> EXERCISE DESCRIPTION
Look through the data below and report how many lines include "icon". Only the number should be given.

SUPPLIED INFORMATION Block Start

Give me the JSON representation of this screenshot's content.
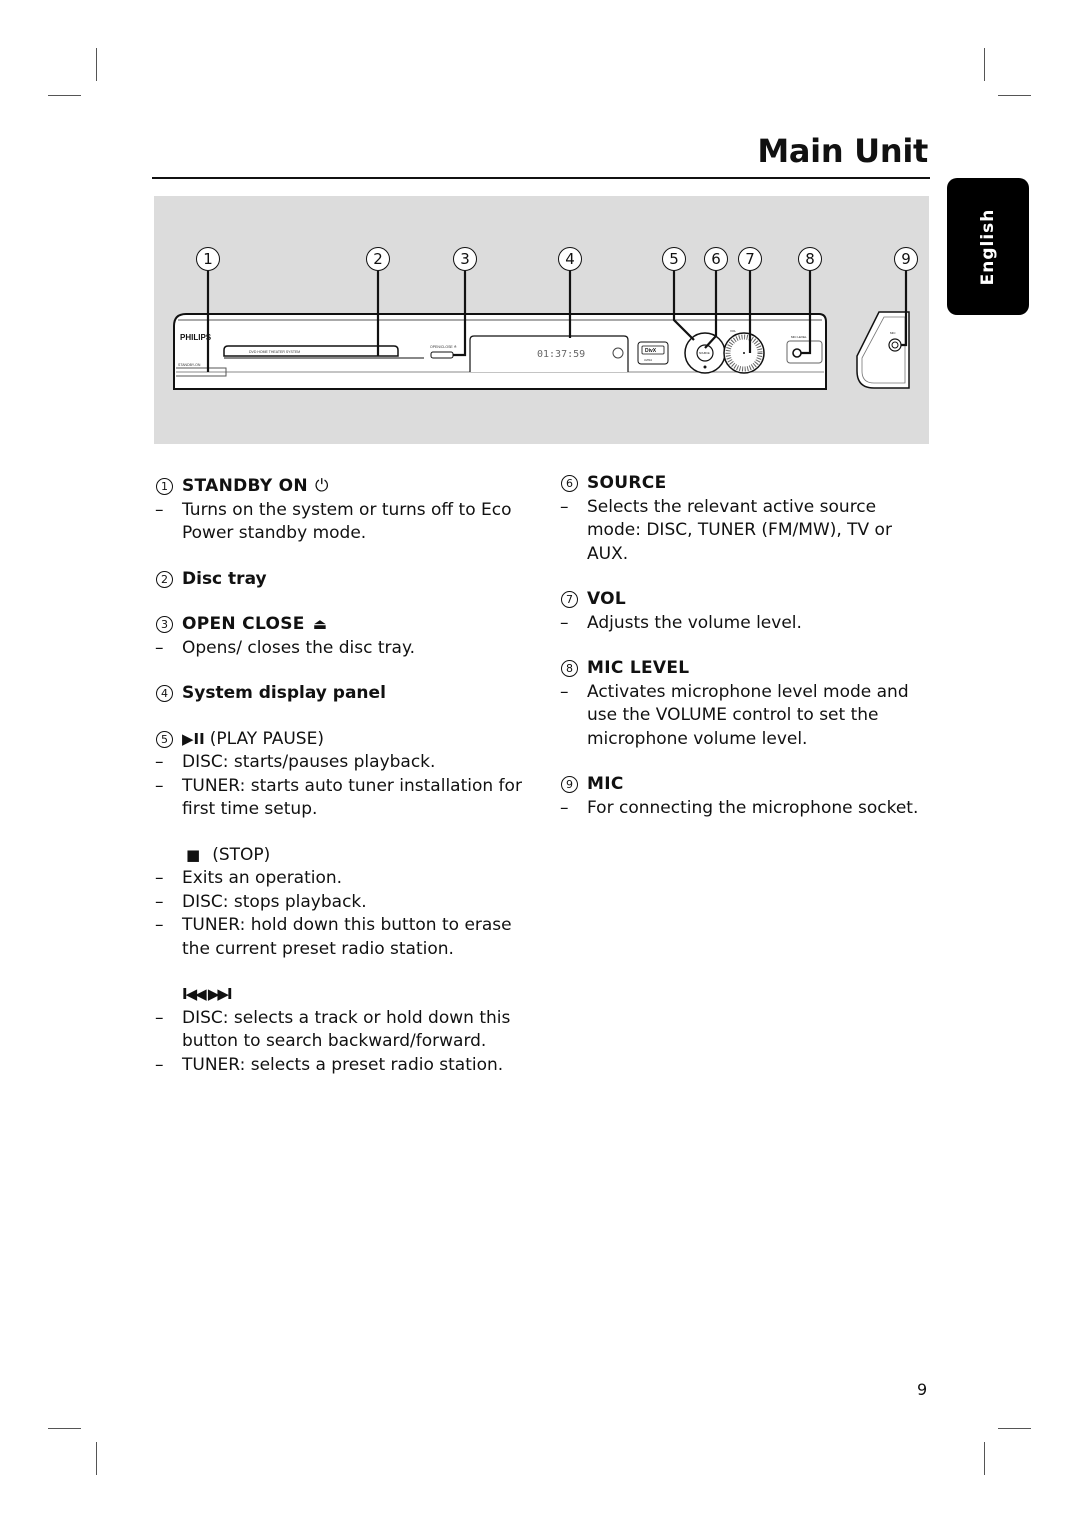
{
  "header": {
    "title": "Main Unit",
    "language_tab": "English"
  },
  "figure": {
    "callouts": [
      "1",
      "2",
      "3",
      "4",
      "5",
      "6",
      "7",
      "8",
      "9"
    ],
    "device_labels": {
      "brand": "PHILIPS",
      "tray_label": "DVD HOME THEATER SYSTEM",
      "standby_label": "STANDBY-ON",
      "open_close_label": "OPEN/CLOSE ≜",
      "display_readout": "01:37:59",
      "divx_label": "DivX",
      "divx_sub": "ULTRA",
      "source_label": "SOURCE",
      "vol_label": "VOL",
      "mic_level_label": "MIC LEVEL",
      "mic_label": "MIC"
    }
  },
  "left_column": {
    "items": [
      {
        "num": "1",
        "label": "STANDBY ON",
        "icon": "power-icon",
        "symbol": "⏻",
        "bullets": [
          "Turns on the system or turns off to Eco Power standby mode."
        ]
      },
      {
        "num": "2",
        "label": "Disc tray",
        "bullets": []
      },
      {
        "num": "3",
        "label": "OPEN CLOSE",
        "icon": "eject-icon",
        "symbol": "⏏",
        "bullets": [
          "Opens/ closes the disc tray."
        ]
      },
      {
        "num": "4",
        "label": "System display panel",
        "bullets": []
      },
      {
        "num": "5",
        "label": "(PLAY PAUSE)",
        "icon": "play-pause-icon",
        "symbol": "▶II",
        "bullets": [
          "DISC: starts/pauses playback.",
          "TUNER: starts auto tuner installation for first time setup."
        ]
      },
      {
        "label": "(STOP)",
        "icon": "stop-icon",
        "symbol": "■",
        "bullets": [
          "Exits an operation.",
          "DISC: stops playback.",
          "TUNER: hold down this button to erase the current preset radio station."
        ]
      },
      {
        "label": "",
        "icon": "skip-prev-next-icon",
        "symbol": "I◀◀ ▶▶I",
        "bullets": [
          "DISC: selects a track or hold down this button to search backward/forward.",
          "TUNER: selects a preset radio station."
        ]
      }
    ]
  },
  "right_column": {
    "items": [
      {
        "num": "6",
        "label": "SOURCE",
        "bullets": [
          "Selects the relevant active source mode: DISC, TUNER (FM/MW), TV or AUX."
        ]
      },
      {
        "num": "7",
        "label": "VOL",
        "bullets": [
          "Adjusts the volume level."
        ]
      },
      {
        "num": "8",
        "label": "MIC LEVEL",
        "bullets": [
          "Activates microphone level mode and use the VOLUME control to set the microphone volume level."
        ]
      },
      {
        "num": "9",
        "label": "MIC",
        "bullets": [
          "For connecting the microphone socket."
        ]
      }
    ]
  },
  "footer": {
    "page_number": "9",
    "dash": "–"
  }
}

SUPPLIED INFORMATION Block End

> ANSWER SECTION
5